● DATA
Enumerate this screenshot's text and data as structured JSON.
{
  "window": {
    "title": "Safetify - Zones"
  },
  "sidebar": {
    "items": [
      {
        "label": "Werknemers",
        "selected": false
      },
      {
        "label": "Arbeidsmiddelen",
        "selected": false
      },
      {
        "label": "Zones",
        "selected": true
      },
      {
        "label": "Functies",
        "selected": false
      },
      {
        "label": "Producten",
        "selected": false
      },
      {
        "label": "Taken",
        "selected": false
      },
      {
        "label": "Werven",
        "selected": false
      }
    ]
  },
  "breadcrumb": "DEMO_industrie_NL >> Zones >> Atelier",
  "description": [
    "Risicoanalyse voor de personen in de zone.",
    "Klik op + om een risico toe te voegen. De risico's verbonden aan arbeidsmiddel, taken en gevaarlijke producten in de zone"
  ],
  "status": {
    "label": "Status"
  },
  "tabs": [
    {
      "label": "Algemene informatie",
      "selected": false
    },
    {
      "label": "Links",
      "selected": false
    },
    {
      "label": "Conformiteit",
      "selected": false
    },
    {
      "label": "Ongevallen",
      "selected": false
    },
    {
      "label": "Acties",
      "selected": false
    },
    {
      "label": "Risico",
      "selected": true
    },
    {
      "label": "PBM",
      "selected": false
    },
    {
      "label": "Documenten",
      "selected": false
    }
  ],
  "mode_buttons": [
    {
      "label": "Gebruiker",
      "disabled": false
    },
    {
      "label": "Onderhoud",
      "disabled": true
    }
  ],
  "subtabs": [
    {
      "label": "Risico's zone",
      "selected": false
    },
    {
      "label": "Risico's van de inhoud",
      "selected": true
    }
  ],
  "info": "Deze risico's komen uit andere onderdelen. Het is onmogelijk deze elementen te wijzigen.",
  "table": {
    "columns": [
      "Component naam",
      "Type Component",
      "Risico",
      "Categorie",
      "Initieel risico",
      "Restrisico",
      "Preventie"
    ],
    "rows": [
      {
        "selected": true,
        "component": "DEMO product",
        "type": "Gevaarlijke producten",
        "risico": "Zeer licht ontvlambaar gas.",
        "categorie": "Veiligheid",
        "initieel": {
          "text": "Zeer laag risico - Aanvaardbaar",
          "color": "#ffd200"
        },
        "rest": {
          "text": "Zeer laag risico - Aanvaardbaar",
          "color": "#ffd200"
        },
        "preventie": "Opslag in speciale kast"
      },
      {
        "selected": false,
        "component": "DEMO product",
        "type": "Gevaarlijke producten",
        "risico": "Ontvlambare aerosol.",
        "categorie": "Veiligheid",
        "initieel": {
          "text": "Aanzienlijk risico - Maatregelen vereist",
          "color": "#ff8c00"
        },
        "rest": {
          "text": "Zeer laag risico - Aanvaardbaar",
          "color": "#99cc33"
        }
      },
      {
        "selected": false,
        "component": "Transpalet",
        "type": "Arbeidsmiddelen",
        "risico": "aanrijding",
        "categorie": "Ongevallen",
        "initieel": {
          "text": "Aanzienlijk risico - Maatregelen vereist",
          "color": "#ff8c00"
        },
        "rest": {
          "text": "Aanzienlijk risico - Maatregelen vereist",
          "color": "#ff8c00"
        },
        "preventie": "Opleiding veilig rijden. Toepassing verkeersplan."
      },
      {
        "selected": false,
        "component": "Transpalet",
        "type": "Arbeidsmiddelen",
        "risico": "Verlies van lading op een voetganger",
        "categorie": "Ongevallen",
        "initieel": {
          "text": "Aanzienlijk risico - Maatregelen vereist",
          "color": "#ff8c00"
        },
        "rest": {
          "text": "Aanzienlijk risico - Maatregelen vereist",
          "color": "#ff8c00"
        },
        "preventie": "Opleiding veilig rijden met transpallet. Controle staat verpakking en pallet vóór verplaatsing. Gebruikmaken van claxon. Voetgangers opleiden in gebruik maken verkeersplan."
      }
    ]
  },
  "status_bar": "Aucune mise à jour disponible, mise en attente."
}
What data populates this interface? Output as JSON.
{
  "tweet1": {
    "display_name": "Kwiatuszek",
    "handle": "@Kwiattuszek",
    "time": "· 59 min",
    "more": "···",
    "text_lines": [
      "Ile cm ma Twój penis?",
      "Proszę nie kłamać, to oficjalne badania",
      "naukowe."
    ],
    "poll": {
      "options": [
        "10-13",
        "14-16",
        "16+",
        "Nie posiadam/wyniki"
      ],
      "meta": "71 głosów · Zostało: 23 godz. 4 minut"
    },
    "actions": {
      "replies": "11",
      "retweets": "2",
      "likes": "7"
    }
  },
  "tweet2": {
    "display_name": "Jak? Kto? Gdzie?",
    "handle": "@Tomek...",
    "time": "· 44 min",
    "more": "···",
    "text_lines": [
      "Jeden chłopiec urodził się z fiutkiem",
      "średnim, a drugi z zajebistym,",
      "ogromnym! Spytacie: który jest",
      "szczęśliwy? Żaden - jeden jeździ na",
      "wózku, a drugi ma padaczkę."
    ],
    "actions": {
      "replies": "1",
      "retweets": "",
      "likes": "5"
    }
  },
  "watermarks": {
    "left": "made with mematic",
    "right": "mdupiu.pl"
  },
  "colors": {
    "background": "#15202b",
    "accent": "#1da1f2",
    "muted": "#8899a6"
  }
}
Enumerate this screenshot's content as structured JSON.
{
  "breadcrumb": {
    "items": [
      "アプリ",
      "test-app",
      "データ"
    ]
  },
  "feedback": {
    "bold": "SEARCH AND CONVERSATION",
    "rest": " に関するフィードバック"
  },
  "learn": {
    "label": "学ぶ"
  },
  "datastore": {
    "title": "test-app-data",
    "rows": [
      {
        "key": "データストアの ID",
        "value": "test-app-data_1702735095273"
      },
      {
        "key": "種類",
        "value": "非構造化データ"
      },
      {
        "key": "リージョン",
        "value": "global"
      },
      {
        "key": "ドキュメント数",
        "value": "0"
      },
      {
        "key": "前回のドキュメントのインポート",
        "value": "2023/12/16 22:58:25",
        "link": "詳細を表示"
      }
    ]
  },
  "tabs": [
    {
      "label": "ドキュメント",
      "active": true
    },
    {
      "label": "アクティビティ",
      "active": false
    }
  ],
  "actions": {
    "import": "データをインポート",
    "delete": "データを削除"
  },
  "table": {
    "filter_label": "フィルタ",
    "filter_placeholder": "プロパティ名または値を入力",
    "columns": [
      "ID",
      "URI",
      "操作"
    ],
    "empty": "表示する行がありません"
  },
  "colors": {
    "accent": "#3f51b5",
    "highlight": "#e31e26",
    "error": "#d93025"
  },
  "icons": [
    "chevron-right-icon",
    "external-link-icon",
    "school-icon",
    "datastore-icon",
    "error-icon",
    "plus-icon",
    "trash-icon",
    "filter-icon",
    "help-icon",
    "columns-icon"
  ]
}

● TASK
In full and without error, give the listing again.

● EXPECTED ANSWER
Enumerate this screenshot's text and data as structured JSON.
{
  "window": {
    "title": "Safetify - Zones"
  },
  "sidebar": {
    "items": [
      {
        "label": "Werknemers",
        "selected": false
      },
      {
        "label": "Arbeidsmiddelen",
        "selected": false
      },
      {
        "label": "Zones",
        "selected": true
      },
      {
        "label": "Functies",
        "selected": false
      },
      {
        "label": "Producten",
        "selected": false
      },
      {
        "label": "Taken",
        "selected": false
      },
      {
        "label": "Werven",
        "selected": false
      }
    ]
  },
  "breadcrumb": "DEMO_industrie_NL >> Zones >> Atelier",
  "description": [
    "Risicoanalyse voor de personen in de zone.",
    "Klik op + om een risico toe te voegen. De risico's verbonden aan arbeidsmiddel, taken en gevaarlijke producten in de zone"
  ],
  "status": {
    "label": "Status"
  },
  "tabs": [
    {
      "label": "Algemene informatie",
      "selected": false
    },
    {
      "label": "Links",
      "selected": false
    },
    {
      "label": "Conformiteit",
      "selected": false
    },
    {
      "label": "Ongevallen",
      "selected": false
    },
    {
      "label": "Acties",
      "selected": false
    },
    {
      "label": "Risico",
      "selected": true
    },
    {
      "label": "PBM",
      "selected": false
    },
    {
      "label": "Documenten",
      "selected": false
    }
  ],
  "mode_buttons": [
    {
      "label": "Gebruiker",
      "disabled": false
    },
    {
      "label": "Onderhoud",
      "disabled": true
    }
  ],
  "subtabs": [
    {
      "label": "Risico's zone",
      "selected": false
    },
    {
      "label": "Risico's van de inhoud",
      "selected": true
    }
  ],
  "info": "Deze risico's komen uit andere onderdelen. Het is onmogelijk deze elementen te wijzigen.",
  "table": {
    "columns": [
      "Component naam",
      "Type Component",
      "Risico",
      "Categorie",
      "Initieel risico",
      "Restrisico",
      "Preventie"
    ],
    "rows": [
      {
        "selected": true,
        "component": "DEMO product",
        "type": "Gevaarlijke producten",
        "risico": "Zeer licht ontvlambaar gas.",
        "categorie": "Veiligheid",
        "initieel": {
          "text": "Zeer laag risico - Aanvaardbaar",
          "color": "#ffd200"
        },
        "rest": {
          "text": "Zeer laag risico - Aanvaardbaar",
          "color": "#ffd200"
        },
        "preventie": "Opslag in speciale kast"
      },
      {
        "selected": false,
        "component": "DEMO product",
        "type": "Gevaarlijke producten",
        "risico": "Ontvlambare aerosol.",
        "categorie": "Veiligheid",
        "initieel": {
          "text": "Aanzienlijk risico - Maatregelen vereist",
          "color": "#ff8c00"
        },
        "rest": {
          "text": "Zeer laag risico - Aanvaardbaar",
          "color": "#99cc33"
        }
      },
      {
        "selected": false,
        "component": "Transpalet",
        "type": "Arbeidsmiddelen",
        "risico": "aanrijding",
        "categorie": "Ongevallen",
        "initieel": {
          "text": "Aanzienlijk risico - Maatregelen vereist",
          "color": "#ff8c00"
        },
        "rest": {
          "text": "Aanzienlijk risico - Maatregelen vereist",
          "color": "#ff8c00"
        },
        "preventie": "Opleiding veilig rijden. Toepassing verkeersplan."
      },
      {
        "selected": false,
        "component": "Transpalet",
        "type": "Arbeidsmiddelen",
        "risico": "Verlies van lading op een voetganger",
        "categorie": "Ongevallen",
        "initieel": {
          "text": "Aanzienlijk risico - Maatregelen vereist",
          "color": "#ff8c00"
        },
        "rest": {
          "text": "Aanzienlijk risico - Maatregelen vereist",
          "color": "#ff8c00"
        },
        "preventie": "Opleiding veilig rijden met transpallet. Controle staat verpakking en pallet vóór verplaatsing. Gebruikmaken van claxon. Voetgangers opleiden in gebruik maken verkeersplan."
      }
    ]
  },
  "status_bar": "Aucune mise à jour disponible, mise en attente."
}
What data populates this interface? Output as JSON.
{
  "tweet1": {
    "display_name": "Kwiatuszek",
    "handle": "@Kwiattuszek",
    "time": "· 59 min",
    "more": "···",
    "text_lines": [
      "Ile cm ma Twój penis?",
      "Proszę nie kłamać, to oficjalne badania",
      "naukowe."
    ],
    "poll": {
      "options": [
        "10-13",
        "14-16",
        "16+",
        "Nie posiadam/wyniki"
      ],
      "meta": "71 głosów · Zostało: 23 godz. 4 minut"
    },
    "actions": {
      "replies": "11",
      "retweets": "2",
      "likes": "7"
    }
  },
  "tweet2": {
    "display_name": "Jak? Kto? Gdzie?",
    "handle": "@Tomek...",
    "time": "· 44 min",
    "more": "···",
    "text_lines": [
      "Jeden chłopiec urodził się z fiutkiem",
      "średnim, a drugi z zajebistym,",
      "ogromnym! Spytacie: który jest",
      "szczęśliwy? Żaden - jeden jeździ na",
      "wózku, a drugi ma padaczkę."
    ],
    "actions": {
      "replies": "1",
      "retweets": "",
      "likes": "5"
    }
  },
  "watermarks": {
    "left": "made with mematic",
    "right": "mdupiu.pl"
  },
  "colors": {
    "background": "#15202b",
    "accent": "#1da1f2",
    "muted": "#8899a6"
  }
}
Enumerate this screenshot's content as structured JSON.
{
  "breadcrumb": {
    "items": [
      "アプリ",
      "test-app",
      "データ"
    ]
  },
  "feedback": {
    "bold": "SEARCH AND CONVERSATION",
    "rest": " に関するフィードバック"
  },
  "learn": {
    "label": "学ぶ"
  },
  "datastore": {
    "title": "test-app-data",
    "rows": [
      {
        "key": "データストアの ID",
        "value": "test-app-data_1702735095273"
      },
      {
        "key": "種類",
        "value": "非構造化データ"
      },
      {
        "key": "リージョン",
        "value": "global"
      },
      {
        "key": "ドキュメント数",
        "value": "0"
      },
      {
        "key": "前回のドキュメントのインポート",
        "value": "2023/12/16 22:58:25",
        "link": "詳細を表示"
      }
    ]
  },
  "tabs": [
    {
      "label": "ドキュメント",
      "active": true
    },
    {
      "label": "アクティビティ",
      "active": false
    }
  ],
  "actions": {
    "import": "データをインポート",
    "delete": "データを削除"
  },
  "table": {
    "filter_label": "フィルタ",
    "filter_placeholder": "プロパティ名または値を入力",
    "columns": [
      "ID",
      "URI",
      "操作"
    ],
    "empty": "表示する行がありません"
  },
  "colors": {
    "accent": "#3f51b5",
    "highlight": "#e31e26",
    "error": "#d93025"
  },
  "icons": [
    "chevron-right-icon",
    "external-link-icon",
    "school-icon",
    "datastore-icon",
    "error-icon",
    "plus-icon",
    "trash-icon",
    "filter-icon",
    "help-icon",
    "columns-icon"
  ]
}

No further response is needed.